OK, gotta run, I have this ridiculous assignment today that you would not believe....
1Nov 18, '10 by nursel56 GuideTell them kids are very perceptive and they don't like to listen to whining even if they do it themselves. Since they are children in a hospital though, they get to.
Seriously -I worked in one of those high acuity hospitals and -- for the most part it was a place where everyone chose to be from doctors to dietary resulting in minimum grousing and moaning and a lot of committment, so I guess I was lucky. On one side of our unit we would have 6 more well kids and the other we would have 3 pretty sick kids. I felt the ratios were about right although feeding 6 babies required some teamwork for sure!
1Nov 23, '10 by pedsnurse72I commented in another post, we have the very same thing at my hospital. Yes, the ratios are smaller and like somebody mentioned, we have more detailed work. At my hospital, we have to do assessments and vitals every 4 hours. That's more than all the other floors. We don't just go in and hand a patient pills and say "here, take this". If it's a baby or a toddler, we have to find creative ways of giving them their meds. And sometimes it's a fight!!! We have to check IV's HOURLY on our Peds patients. We have to have a double check on ALL meds in patients younger than 13. Those things also take time. If an IV infiltrates and needs to be restarted, it takes way more time. Little tiny veins to find and many people to hold that patient down so we can get a good stick and get the IV taped up in time before they yank it out. We have to deal with toddlers who are supposed to be on continuous pulse oximetry who won't leave the probe on and we have to go in every 15 minutes and try to put it back on, taping them up like mummies. We have kids who don't like the nasal cannulas and constantly take it off, while desatting while they are sound asleep and STILL finding a way to take their NC off. Sometimes crazy parents who cn make our jobs even harder. Try telling a screaming kid who is starving they can't eat after midnight for surgery. Just to name a few lol. Yes, we have lower patient ratios, but each ped patient comes with its own unique set of challenges that we have to work around every day.

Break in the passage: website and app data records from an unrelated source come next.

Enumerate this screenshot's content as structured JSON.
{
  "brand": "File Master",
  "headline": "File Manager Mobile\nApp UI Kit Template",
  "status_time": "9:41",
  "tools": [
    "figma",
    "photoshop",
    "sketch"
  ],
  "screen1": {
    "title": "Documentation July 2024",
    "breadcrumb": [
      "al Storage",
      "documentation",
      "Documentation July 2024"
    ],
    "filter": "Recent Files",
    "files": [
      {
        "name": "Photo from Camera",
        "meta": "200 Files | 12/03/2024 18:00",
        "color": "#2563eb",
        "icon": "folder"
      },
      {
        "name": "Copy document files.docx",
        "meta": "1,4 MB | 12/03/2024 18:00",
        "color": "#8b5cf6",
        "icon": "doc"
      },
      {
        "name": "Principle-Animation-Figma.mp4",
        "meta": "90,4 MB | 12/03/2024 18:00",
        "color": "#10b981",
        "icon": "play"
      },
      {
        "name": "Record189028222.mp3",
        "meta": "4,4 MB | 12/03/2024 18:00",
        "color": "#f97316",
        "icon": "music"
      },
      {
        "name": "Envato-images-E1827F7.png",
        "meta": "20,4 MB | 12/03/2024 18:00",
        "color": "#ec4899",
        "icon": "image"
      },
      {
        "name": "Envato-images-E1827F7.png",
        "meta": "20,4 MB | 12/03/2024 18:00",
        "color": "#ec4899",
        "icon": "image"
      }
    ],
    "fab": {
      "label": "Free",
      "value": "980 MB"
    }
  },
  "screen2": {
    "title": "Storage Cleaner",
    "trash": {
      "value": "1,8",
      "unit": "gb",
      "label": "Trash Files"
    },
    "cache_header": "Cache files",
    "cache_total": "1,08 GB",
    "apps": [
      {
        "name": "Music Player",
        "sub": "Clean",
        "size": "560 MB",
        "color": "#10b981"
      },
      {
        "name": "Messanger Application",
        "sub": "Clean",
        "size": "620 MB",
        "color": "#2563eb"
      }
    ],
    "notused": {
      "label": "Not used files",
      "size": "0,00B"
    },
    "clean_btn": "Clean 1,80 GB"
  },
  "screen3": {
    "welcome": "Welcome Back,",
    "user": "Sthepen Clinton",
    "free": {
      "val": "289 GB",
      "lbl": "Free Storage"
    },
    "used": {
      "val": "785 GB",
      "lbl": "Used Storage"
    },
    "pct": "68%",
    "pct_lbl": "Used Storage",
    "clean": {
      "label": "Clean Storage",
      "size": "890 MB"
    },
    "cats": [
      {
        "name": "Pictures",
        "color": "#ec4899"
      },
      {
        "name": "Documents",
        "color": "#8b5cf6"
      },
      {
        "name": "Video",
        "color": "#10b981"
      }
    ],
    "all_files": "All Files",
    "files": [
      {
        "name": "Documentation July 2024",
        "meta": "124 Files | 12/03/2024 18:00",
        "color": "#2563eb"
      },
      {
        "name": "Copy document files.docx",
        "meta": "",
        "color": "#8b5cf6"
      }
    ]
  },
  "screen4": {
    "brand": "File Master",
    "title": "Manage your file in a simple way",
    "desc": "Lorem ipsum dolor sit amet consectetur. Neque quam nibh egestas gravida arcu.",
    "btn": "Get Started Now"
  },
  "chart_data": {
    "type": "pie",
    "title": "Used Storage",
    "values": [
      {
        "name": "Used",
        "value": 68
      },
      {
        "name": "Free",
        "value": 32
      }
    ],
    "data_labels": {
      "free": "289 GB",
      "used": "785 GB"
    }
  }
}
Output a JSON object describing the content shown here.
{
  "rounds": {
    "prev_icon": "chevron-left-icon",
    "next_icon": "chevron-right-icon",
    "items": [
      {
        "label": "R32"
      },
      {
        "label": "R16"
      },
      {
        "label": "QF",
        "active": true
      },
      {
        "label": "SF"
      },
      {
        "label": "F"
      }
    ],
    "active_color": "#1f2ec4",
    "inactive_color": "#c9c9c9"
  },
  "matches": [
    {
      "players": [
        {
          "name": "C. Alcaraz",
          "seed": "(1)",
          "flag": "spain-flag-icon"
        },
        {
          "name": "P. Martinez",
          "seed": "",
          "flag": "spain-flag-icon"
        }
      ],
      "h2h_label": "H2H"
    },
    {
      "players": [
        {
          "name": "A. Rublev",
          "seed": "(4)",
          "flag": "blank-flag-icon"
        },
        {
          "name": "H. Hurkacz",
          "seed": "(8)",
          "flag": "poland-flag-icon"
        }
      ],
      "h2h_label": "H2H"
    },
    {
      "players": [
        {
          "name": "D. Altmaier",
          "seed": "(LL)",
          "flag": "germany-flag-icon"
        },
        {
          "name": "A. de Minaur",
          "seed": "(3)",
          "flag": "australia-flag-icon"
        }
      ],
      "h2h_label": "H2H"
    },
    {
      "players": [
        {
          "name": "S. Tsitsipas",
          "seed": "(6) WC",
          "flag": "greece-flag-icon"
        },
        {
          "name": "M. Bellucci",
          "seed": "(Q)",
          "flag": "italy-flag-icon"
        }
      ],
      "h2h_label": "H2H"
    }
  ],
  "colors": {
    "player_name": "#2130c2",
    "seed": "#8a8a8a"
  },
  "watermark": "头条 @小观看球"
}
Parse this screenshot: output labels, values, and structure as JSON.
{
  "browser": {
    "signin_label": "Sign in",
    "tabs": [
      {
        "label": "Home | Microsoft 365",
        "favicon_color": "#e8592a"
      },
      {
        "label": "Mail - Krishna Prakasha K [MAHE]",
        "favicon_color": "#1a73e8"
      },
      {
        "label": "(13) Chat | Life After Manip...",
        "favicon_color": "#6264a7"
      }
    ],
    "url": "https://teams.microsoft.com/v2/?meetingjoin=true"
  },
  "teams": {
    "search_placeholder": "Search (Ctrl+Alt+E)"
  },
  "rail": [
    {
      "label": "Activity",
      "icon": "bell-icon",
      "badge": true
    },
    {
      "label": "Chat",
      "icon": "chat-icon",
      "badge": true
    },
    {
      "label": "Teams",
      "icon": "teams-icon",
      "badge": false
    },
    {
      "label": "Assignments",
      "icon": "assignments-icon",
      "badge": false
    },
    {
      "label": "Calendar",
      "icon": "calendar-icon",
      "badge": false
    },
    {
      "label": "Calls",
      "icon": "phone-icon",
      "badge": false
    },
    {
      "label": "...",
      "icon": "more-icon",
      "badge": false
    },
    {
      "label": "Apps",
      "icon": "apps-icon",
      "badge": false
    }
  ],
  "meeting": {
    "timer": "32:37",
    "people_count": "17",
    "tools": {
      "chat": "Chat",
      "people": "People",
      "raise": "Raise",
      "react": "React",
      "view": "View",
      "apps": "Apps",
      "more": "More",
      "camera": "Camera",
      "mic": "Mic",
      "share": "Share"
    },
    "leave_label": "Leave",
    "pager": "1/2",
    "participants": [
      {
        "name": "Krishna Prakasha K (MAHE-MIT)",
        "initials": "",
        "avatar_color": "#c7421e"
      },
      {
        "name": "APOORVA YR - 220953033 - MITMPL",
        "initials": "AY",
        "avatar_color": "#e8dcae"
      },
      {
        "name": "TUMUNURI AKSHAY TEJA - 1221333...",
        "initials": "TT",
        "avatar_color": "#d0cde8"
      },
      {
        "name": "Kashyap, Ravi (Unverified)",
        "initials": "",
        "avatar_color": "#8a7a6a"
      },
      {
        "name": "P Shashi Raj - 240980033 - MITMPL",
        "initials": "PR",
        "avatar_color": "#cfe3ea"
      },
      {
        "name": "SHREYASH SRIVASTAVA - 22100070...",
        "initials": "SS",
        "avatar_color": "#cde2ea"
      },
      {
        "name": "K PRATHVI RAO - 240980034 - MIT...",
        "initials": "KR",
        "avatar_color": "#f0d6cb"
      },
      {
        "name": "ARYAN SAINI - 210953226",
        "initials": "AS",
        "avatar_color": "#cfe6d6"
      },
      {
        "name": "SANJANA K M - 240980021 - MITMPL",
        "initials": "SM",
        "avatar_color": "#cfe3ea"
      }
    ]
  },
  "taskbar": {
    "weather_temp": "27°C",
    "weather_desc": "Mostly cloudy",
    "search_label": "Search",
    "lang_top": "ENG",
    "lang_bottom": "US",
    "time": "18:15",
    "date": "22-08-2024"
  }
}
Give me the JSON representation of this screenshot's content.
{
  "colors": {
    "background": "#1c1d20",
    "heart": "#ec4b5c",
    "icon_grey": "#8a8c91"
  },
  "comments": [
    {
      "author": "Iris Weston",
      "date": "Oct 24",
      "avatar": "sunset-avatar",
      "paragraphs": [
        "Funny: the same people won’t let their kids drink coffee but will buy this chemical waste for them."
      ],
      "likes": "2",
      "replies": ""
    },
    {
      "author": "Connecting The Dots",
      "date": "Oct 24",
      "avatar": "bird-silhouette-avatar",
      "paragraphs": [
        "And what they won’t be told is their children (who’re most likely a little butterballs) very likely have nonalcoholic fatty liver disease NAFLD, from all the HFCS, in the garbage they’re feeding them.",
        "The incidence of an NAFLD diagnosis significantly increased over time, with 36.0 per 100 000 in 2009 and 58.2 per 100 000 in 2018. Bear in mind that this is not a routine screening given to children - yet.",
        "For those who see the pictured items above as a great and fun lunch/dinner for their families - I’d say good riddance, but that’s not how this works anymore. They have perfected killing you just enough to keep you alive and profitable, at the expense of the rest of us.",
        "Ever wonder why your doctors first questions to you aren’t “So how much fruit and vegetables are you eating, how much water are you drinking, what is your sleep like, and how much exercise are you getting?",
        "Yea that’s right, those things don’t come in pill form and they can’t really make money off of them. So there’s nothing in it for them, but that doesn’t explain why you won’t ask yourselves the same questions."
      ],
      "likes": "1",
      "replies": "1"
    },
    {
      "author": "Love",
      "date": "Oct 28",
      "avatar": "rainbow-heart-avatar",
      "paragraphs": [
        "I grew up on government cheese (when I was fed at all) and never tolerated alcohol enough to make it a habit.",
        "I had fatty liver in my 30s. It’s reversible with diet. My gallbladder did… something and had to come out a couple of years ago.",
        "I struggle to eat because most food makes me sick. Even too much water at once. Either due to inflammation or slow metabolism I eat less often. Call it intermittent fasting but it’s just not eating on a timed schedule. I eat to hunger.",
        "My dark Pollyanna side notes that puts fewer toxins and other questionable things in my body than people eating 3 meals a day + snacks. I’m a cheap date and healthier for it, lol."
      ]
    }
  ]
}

I'd LOVE to see a non-ped nurse who likes to make fun of me try and do all of that.